# Sound wave equation: Neumann boundary conditions

In this paper it's described the solution of the damped wave equation in cylindrical coordinates

$$\nabla^2\left(c^2\rho_1+\nu\frac{\partial\rho_1}{\partial t}\right)-\frac{\partial^2\rho_1}{\partial t^2}=0$$

where $$\rho_1$$ is the difference of the density relative to the unperturbed state $$\rho_0$$.

The applied boundary condition is

$$\mathbf{v}\big|_{r=r_0}=v_A\cos(\omega t)\mathbf{\hat{r}}$$

where $$v$$ is the velocity of the fluid.

They claim that this boundary condition can we rewritten as

$$\begin{equation} \frac{\partial\rho_1}{\partial r} \bigg|_{r=r_0}=\frac{\rho_0v_A\omega c^2}{\nu^2\omega^2+c^4}\sin(\omega t)-\frac{\rho_0v_A\omega^2 \nu}{\nu^2\omega^2+c^4}\cos(\omega t)\tag{1} \end{equation}$$

just imposing $$\nabla\times \mathbf{v}=\mathbf{0}$$ and using the equations for the conservation of mass and momentum

$$\frac{\partial\rho_1}{\partial t} + \nabla\cdot(\rho_0 \mathbf{v}) =0$$ $$\frac{\partial}{\partial t}(\rho_0 \mathbf{v})+c^2\nabla\rho_1+\nabla \cdot \mathbf{D}_1=\mathbf{0}$$

where $$\mathbf{D}_1$$ is the viscous stress tensor.

It is possible to prove that, if $$\nabla\times \mathbf{v}=0$$, then $$\nabla \cdot \mathbf{D}_1 = -\nu\nabla^2\mathbf{v}$$.

I tried hard but I've not been able to prove equation $$(1)$$. Do you know how to proceed?

Reference:

Euan McLeoda and Craig B. Arnold, Mechanics and refractive power optimization of tunable acoustic gradient lenses, Journal of Applied Physics 2007 102:3

• How could a vectorial expression be equal to a scalar expression? There are several equations which do not make sense. See for example the last equation.
– Cham
Dec 14, 2018 at 18:11
• @Cham I don't see any equality between a scalar and a vector. Which are the expression that do not make sense in your opinion? Please also note that the one you are rading here are exactly the same of the paper. Dec 14, 2018 at 18:13
• Your last equation reads $\nabla \cdot \boldsymbol{\mathrm{D}}_1 = -\nu \nabla^2 \boldsymbol{\mathrm{v}}$. The left member is a scalar (divergence of vector $\boldsymbol{\mathrm{D}}_1$). The right member is a vector (laplacian of vector $\boldsymbol{\mathrm{v}}$).
– Cham
Dec 14, 2018 at 18:19
• @Cham The left member is a vector, sorry. The divergence operator decreases the rank of the tensor by 1. Since the rank of $\mathbf{D}_1$ is 2 then the rank of $\nabla\cdot\mathbf{D}_1$ is 1. Dec 14, 2018 at 18:21
• Ok then. But the notation is misleading.
– Cham
Dec 14, 2018 at 18:21

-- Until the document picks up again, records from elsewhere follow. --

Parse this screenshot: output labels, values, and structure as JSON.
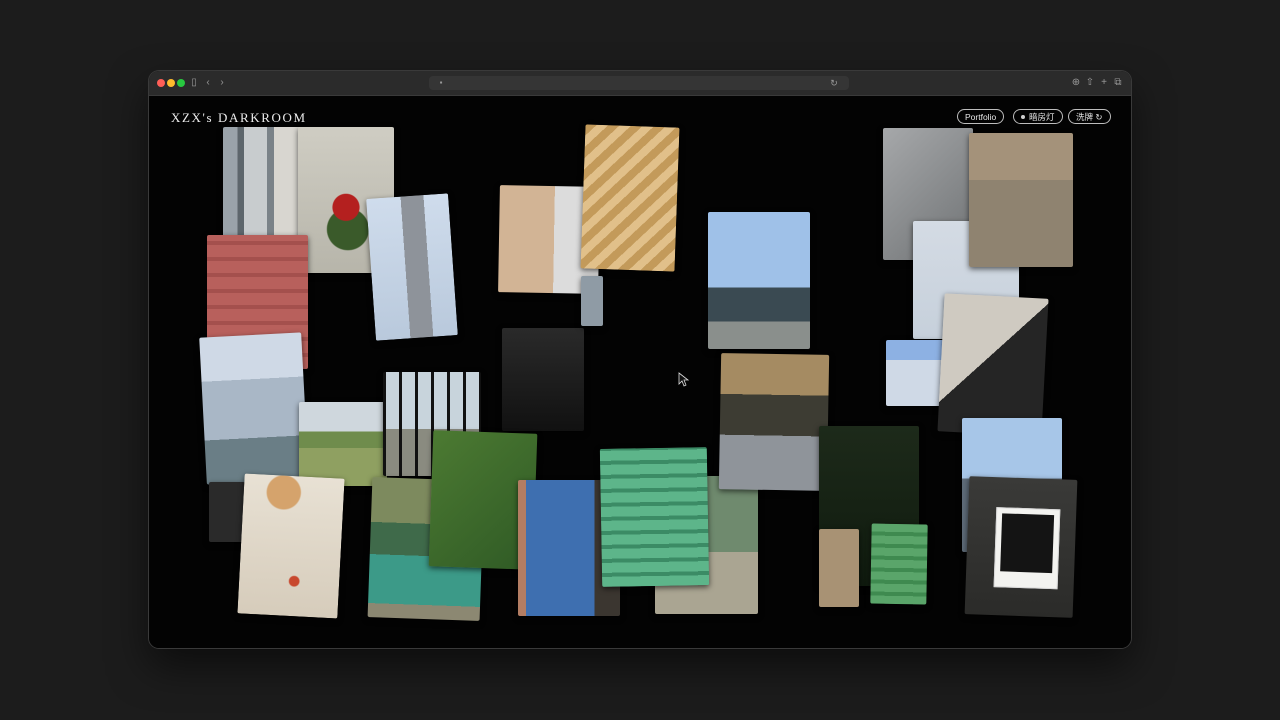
{
  "site": {
    "logo": "XZX's DARKROOM",
    "nav": {
      "portfolio": "Portfolio",
      "darkroom_light": "暗房灯",
      "develop": "洗牌",
      "develop_icon": "refresh-icon"
    }
  },
  "browser": {
    "traffic_lights": [
      "close",
      "minimize",
      "zoom"
    ],
    "icons": [
      "sidebar-icon",
      "back-icon",
      "forward-icon",
      "shield-icon",
      "lock-icon",
      "reload-icon",
      "share-icon",
      "new-tab-icon",
      "tabs-icon"
    ]
  },
  "colors": {
    "background": "#030303",
    "outer_background": "#1c1c1c",
    "text": "#ececec"
  }
}
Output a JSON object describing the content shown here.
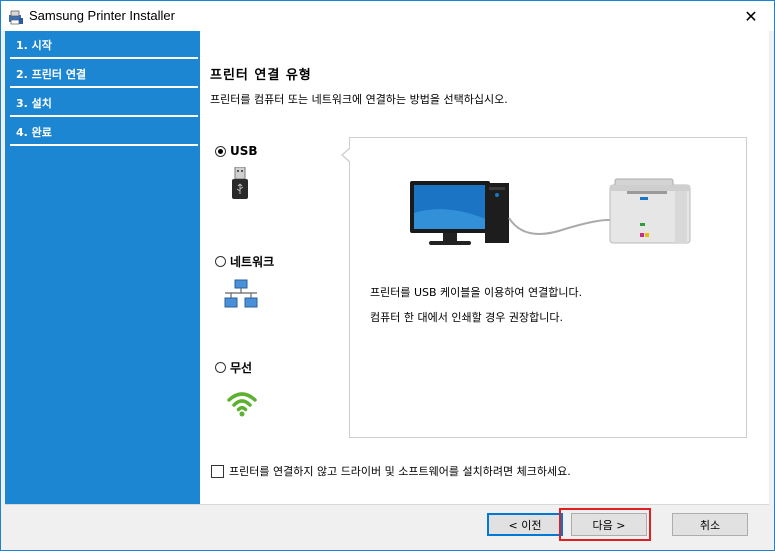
{
  "window": {
    "title": "Samsung Printer Installer",
    "close_glyph": "✕"
  },
  "sidebar": {
    "steps": [
      {
        "label": "1. 시작"
      },
      {
        "label": "2. 프린터 연결"
      },
      {
        "label": "3. 설치"
      },
      {
        "label": "4. 완료"
      }
    ],
    "active_index": 1
  },
  "main": {
    "heading": "프린터 연결 유형",
    "subtitle": "프린터를 컴퓨터 또는 네트워크에 연결하는 방법을 선택하십시오.",
    "options": [
      {
        "label": "USB",
        "icon": "usb-icon",
        "selected": true
      },
      {
        "label": "네트워크",
        "icon": "network-icon",
        "selected": false
      },
      {
        "label": "무선",
        "icon": "wifi-icon",
        "selected": false
      }
    ],
    "panel": {
      "line1": "프린터를 USB 케이블을 이용하여 연결합니다.",
      "line2": "컴퓨터 한 대에서 인쇄할 경우 권장합니다."
    },
    "skip_checkbox": {
      "label": "프린터를 연결하지 않고 드라이버 및 소프트웨어를 설치하려면 체크하세요.",
      "checked": false
    }
  },
  "footer": {
    "back_label": "< 이전",
    "next_label": "다음 >",
    "cancel_label": "취소"
  },
  "colors": {
    "sidebar": "#1d86d2",
    "accent": "#0078d7",
    "highlight": "#e02020"
  }
}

$$\rho_0\frac{\partial v}{\partial t}+c^2\frac{\partial \rho_1}{\partial r}-\nu\frac{\partial}{\partial t}\frac{\partial \rho_1}{\partial r}\bigg|_{r=r_0} = 0$$
using the Fourier transform method is possible to solve this differential equation for the variable $$\frac{\partial \rho_1}{\partial r}\bigg|_{r=r_0}$$ obtaining then equation $$(1)$$.